# Course Notes for lecture 4, ECE301 Fall 2008, Prof. Boutin

Note: these were taken by students: they are NOT the official instructor's notes.
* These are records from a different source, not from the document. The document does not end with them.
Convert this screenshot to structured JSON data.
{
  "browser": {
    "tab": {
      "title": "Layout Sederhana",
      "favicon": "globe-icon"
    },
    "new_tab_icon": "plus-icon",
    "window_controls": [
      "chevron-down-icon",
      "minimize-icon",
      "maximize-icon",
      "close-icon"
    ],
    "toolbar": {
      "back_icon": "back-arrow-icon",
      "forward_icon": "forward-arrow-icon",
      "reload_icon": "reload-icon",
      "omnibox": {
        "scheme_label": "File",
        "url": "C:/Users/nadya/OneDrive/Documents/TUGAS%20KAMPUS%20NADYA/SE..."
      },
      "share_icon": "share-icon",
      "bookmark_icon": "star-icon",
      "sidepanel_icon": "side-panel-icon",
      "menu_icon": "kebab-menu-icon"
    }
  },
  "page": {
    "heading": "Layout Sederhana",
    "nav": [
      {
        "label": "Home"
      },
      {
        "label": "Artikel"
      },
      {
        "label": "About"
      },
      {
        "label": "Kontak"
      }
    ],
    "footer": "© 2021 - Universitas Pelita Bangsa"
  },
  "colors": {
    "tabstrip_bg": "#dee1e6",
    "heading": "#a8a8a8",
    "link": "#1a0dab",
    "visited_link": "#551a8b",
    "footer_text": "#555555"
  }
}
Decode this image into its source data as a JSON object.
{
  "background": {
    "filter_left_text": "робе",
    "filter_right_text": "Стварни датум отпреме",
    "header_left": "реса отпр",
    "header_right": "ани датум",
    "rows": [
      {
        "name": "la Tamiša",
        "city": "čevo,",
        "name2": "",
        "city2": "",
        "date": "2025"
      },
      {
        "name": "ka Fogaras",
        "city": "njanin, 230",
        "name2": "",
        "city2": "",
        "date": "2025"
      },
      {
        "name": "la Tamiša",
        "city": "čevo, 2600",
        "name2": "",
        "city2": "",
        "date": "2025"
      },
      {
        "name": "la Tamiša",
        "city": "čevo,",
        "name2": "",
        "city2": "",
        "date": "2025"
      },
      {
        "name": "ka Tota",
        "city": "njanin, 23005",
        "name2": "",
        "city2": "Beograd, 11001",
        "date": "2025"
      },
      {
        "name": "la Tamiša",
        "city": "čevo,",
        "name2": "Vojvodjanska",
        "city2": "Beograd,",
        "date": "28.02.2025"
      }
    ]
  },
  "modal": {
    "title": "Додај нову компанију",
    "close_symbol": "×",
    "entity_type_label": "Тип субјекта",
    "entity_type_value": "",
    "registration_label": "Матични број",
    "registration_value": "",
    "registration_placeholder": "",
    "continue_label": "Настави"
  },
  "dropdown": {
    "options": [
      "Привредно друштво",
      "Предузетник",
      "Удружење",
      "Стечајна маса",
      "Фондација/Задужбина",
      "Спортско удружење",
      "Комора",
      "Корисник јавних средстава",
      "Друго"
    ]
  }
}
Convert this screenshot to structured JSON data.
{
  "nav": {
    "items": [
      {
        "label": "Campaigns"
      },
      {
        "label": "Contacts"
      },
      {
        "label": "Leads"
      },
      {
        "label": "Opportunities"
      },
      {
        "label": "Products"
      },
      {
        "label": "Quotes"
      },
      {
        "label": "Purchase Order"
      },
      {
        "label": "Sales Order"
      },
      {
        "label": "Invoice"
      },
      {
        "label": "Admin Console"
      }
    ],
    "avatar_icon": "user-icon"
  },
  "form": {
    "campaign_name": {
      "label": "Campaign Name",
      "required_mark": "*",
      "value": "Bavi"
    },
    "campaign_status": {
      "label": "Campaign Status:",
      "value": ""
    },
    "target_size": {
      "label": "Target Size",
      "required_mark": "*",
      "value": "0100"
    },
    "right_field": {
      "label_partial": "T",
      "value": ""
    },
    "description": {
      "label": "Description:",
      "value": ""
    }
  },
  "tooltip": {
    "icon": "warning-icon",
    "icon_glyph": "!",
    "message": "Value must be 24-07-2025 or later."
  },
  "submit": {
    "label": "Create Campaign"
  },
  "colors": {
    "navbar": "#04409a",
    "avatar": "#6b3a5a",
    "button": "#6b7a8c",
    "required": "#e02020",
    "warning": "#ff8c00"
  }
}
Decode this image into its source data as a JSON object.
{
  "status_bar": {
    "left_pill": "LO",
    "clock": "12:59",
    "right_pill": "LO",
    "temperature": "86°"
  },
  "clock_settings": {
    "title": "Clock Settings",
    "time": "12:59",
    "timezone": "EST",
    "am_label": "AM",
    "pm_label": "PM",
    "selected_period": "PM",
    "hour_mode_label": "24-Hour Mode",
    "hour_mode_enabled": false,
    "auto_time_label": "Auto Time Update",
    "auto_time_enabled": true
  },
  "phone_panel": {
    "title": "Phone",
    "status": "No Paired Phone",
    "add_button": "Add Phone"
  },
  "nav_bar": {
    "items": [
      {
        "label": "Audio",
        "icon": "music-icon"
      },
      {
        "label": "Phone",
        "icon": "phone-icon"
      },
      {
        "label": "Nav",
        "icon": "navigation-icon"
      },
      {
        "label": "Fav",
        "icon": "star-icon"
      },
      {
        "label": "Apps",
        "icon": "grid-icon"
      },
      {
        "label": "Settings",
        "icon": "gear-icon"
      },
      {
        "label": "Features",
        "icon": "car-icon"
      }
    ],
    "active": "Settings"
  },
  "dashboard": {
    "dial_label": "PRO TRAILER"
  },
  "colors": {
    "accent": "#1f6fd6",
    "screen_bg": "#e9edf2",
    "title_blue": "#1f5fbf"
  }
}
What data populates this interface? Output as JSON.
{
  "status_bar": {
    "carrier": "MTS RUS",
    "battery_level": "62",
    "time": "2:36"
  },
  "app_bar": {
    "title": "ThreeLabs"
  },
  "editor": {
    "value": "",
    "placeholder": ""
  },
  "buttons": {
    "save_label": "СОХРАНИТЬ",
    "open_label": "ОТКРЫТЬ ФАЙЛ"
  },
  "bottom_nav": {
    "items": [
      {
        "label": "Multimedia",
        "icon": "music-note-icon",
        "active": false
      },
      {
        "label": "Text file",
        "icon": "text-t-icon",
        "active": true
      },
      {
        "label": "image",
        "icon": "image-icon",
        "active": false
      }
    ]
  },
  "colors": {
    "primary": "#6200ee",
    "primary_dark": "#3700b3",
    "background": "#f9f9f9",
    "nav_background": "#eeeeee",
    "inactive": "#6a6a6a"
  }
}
Watch out for typos and mistakes!

## Periodic Functions

The definition of a periodic function given in class is as follows:
The function x(n) is periodic *if and only if* there exists an integer N such that x(n+N) = x(n). The value of N is called the "period".

As an example, we can use the function $ x(n) = e^{\omega_0 j n} $. To prove this, we do the following:

$ x(n+N) = x(n) $

$ e^{\omega_0 j (n+N)} = e^{\omega_0 j n} $

$ e^{\omega_0 j n} e^{\omega_0 j N} = e^{\omega_0 j n} $

$ e^{\omega_0 j N} = 1 $

$ \cos(\omega_0 N) + j\sin(\omega_0 N) = 1 $

---Which is true if:

$ \omega_0 N = k2\pi $ (where k is an integer)

---at some point.

This leads to the conclusion that if $ {\omega_0 \over 2\pi} = {k \over N} $

or, put another way, $ {\omega_0} \over {2\pi} $ is a rational number, then the function is periodic.

Put yet another way: if the equation is of the form $ e^{\omega_0 j n} $ and $ \omega_0 $ is made up of $ \pi $ and a rational component (contains no irrationals besides $ \pi $) then the function is periodic.